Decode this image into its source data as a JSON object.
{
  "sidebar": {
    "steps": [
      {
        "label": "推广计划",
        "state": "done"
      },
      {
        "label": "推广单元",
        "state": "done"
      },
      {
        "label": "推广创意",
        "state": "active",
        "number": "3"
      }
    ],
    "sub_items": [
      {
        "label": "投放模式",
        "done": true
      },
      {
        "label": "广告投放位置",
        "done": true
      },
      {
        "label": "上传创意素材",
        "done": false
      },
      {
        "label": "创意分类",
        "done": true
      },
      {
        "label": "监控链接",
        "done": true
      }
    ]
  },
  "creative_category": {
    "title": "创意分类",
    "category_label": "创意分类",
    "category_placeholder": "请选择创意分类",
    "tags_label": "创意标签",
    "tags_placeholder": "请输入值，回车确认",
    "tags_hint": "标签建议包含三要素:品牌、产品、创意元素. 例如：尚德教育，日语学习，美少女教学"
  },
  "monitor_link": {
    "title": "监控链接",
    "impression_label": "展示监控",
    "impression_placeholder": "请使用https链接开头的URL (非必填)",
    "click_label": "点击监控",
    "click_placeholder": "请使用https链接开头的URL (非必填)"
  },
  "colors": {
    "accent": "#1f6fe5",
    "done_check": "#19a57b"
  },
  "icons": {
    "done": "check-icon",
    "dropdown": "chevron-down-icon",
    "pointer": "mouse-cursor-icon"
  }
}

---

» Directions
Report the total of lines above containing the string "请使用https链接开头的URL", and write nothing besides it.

» Expected answer
2